=== Aim of the exercise ===
Look below. Copy each line that has "sample" in it.

[Component data from apps and pages]
───

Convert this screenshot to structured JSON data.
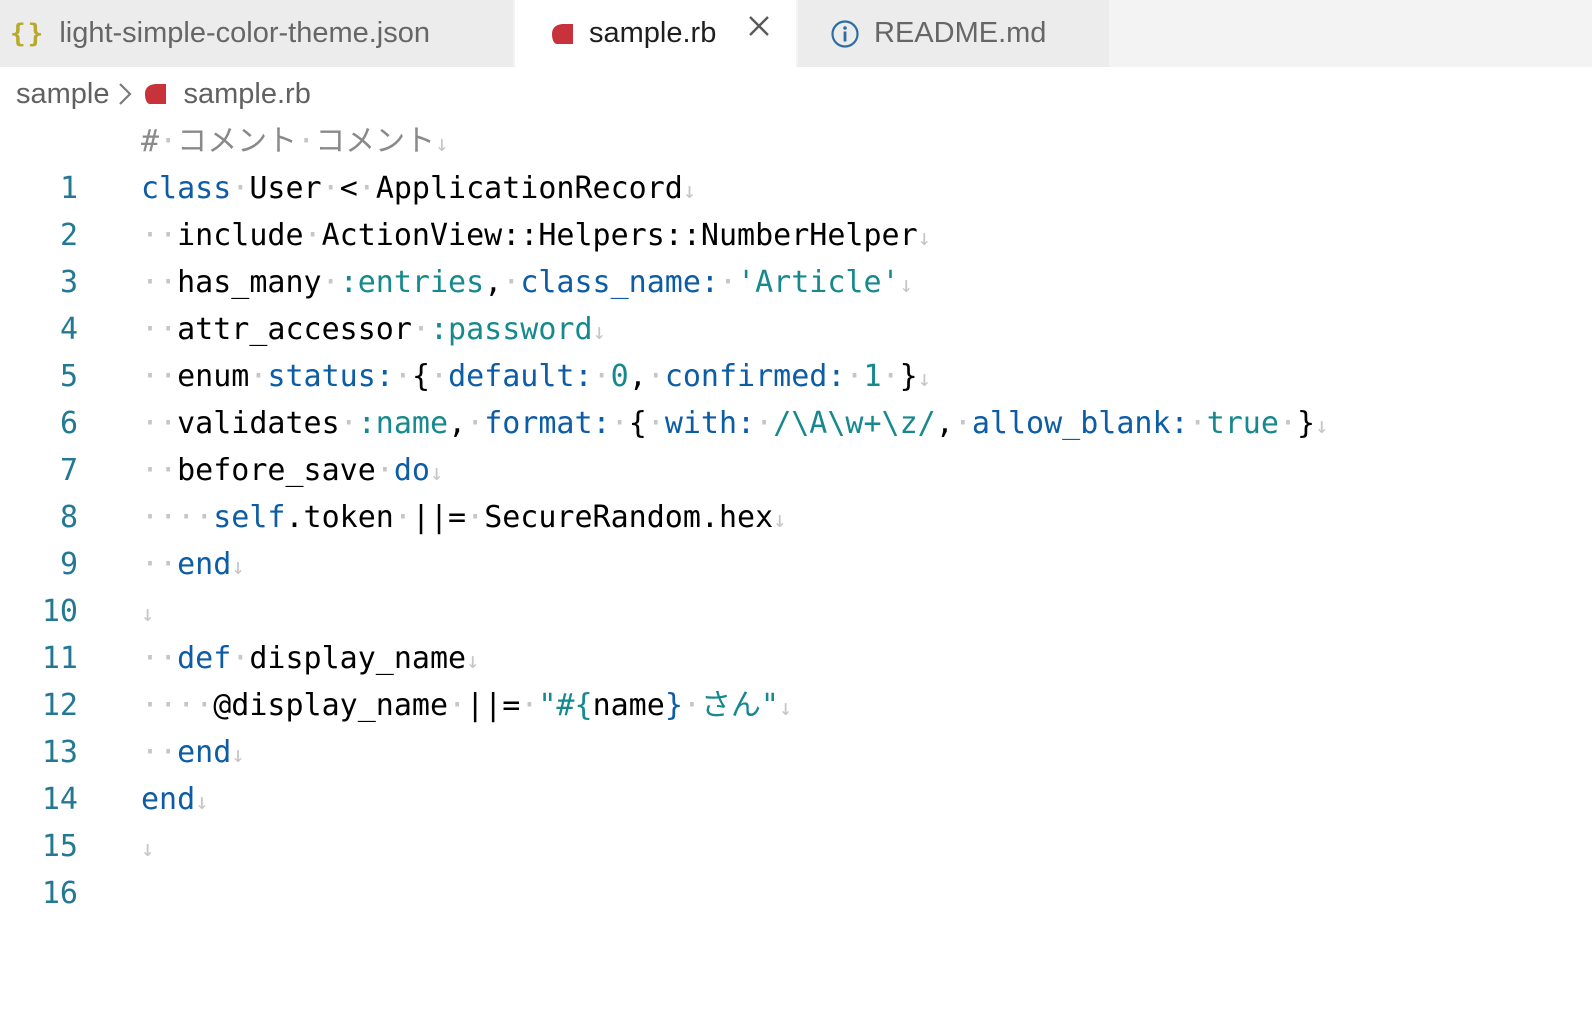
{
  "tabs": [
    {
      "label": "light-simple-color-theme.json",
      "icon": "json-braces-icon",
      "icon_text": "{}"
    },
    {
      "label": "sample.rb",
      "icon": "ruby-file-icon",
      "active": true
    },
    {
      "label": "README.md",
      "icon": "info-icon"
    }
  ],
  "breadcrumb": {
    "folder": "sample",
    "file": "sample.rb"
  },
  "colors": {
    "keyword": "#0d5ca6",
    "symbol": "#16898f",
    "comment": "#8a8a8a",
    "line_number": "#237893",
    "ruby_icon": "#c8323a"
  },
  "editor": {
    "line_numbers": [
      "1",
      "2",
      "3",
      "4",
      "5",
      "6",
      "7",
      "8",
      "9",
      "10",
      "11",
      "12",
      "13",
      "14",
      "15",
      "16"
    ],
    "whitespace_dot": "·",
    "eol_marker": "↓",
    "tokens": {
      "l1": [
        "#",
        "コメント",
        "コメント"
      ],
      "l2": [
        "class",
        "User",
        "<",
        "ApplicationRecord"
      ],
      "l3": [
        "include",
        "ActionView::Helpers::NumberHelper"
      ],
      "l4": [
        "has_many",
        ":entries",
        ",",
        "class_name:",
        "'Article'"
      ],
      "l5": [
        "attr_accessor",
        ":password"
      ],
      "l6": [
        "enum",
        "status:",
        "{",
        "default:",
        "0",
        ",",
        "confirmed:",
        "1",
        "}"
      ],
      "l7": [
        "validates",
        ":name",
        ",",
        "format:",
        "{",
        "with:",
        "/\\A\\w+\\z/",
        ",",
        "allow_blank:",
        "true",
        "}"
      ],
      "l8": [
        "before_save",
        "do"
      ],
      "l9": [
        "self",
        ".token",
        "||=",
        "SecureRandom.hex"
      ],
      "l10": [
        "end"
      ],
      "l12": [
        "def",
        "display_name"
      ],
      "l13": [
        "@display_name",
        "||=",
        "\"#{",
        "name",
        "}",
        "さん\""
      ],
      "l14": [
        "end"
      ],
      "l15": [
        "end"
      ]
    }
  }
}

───

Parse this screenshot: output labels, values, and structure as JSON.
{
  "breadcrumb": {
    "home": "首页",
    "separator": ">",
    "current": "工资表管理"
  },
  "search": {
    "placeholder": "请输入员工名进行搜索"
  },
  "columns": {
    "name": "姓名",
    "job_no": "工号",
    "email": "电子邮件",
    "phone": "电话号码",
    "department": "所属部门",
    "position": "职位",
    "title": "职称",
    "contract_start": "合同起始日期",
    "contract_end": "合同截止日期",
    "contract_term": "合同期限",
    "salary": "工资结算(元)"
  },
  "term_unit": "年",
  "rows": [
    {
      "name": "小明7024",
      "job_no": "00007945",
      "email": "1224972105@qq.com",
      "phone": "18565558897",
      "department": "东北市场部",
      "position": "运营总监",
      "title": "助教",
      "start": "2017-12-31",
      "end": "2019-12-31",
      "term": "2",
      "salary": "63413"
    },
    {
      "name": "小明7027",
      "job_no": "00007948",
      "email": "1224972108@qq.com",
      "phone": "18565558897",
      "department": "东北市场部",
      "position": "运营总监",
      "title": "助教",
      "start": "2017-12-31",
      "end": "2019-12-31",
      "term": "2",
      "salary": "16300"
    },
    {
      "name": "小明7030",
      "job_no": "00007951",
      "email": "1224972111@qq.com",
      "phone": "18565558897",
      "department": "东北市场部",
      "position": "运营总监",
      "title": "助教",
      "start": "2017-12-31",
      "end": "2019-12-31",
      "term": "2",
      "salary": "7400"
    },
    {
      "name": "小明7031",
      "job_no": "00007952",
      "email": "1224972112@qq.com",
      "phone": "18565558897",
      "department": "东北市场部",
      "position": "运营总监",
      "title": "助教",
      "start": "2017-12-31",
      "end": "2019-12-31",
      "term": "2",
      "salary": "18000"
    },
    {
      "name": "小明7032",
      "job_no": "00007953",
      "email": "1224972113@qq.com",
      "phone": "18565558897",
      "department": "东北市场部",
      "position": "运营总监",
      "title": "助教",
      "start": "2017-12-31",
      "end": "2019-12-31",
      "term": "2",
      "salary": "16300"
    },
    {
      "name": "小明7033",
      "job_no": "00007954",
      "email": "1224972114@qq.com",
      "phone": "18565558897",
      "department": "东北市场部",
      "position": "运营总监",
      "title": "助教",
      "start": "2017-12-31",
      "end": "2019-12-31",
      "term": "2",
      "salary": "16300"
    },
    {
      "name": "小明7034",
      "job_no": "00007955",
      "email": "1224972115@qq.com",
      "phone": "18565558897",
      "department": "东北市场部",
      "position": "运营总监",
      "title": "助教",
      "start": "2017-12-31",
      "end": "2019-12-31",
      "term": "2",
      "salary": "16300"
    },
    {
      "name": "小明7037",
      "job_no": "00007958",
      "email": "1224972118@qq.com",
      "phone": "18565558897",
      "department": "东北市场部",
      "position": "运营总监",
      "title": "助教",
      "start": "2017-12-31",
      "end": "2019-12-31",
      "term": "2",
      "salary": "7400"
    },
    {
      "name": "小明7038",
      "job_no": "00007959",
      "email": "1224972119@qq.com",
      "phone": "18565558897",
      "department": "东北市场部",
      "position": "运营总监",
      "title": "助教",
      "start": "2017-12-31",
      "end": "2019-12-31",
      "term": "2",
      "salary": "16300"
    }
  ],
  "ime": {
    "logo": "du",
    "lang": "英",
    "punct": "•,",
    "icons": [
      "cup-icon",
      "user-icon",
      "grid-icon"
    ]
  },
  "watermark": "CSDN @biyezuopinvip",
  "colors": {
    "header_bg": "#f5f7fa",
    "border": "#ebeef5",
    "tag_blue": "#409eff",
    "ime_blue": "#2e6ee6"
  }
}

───

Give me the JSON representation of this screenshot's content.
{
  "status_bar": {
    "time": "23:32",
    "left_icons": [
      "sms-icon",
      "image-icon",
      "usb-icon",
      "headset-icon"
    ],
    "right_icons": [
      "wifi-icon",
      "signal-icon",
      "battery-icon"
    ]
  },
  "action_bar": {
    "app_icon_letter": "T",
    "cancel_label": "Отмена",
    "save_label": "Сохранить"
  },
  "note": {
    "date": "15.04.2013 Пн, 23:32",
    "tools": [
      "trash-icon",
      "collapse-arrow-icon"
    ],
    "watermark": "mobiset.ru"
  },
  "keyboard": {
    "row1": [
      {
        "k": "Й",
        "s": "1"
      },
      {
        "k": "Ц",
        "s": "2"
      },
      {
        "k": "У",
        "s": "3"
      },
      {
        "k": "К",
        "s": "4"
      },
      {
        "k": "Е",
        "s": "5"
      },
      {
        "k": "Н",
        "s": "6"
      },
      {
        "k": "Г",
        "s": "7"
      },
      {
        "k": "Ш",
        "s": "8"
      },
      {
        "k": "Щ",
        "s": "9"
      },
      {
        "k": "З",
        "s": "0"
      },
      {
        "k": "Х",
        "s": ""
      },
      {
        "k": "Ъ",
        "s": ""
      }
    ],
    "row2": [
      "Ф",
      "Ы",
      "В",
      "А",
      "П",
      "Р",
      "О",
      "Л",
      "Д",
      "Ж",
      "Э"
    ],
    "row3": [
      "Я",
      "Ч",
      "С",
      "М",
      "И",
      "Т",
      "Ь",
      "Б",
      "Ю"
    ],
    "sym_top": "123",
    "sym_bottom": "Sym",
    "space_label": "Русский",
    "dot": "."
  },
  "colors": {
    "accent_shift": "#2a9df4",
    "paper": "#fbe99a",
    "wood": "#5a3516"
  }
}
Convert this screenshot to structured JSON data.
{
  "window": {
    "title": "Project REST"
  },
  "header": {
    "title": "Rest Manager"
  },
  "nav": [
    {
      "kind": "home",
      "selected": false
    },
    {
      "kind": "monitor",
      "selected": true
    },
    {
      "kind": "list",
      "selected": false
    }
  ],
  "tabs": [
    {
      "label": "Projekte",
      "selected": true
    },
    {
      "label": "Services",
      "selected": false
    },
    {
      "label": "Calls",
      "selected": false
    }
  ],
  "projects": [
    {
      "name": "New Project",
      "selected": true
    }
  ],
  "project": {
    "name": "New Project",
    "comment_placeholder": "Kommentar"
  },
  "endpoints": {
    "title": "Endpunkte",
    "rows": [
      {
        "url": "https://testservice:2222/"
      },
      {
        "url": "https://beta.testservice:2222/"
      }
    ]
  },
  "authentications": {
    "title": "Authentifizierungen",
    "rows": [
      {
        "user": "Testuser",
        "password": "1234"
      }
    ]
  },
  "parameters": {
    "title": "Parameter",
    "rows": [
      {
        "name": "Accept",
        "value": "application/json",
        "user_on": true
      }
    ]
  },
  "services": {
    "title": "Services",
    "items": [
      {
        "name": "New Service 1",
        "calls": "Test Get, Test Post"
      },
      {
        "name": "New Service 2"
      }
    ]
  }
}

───

=== Finished task ===
      "label": "sample.rb",
    "folder": "sample",
    "file": "sample.rb"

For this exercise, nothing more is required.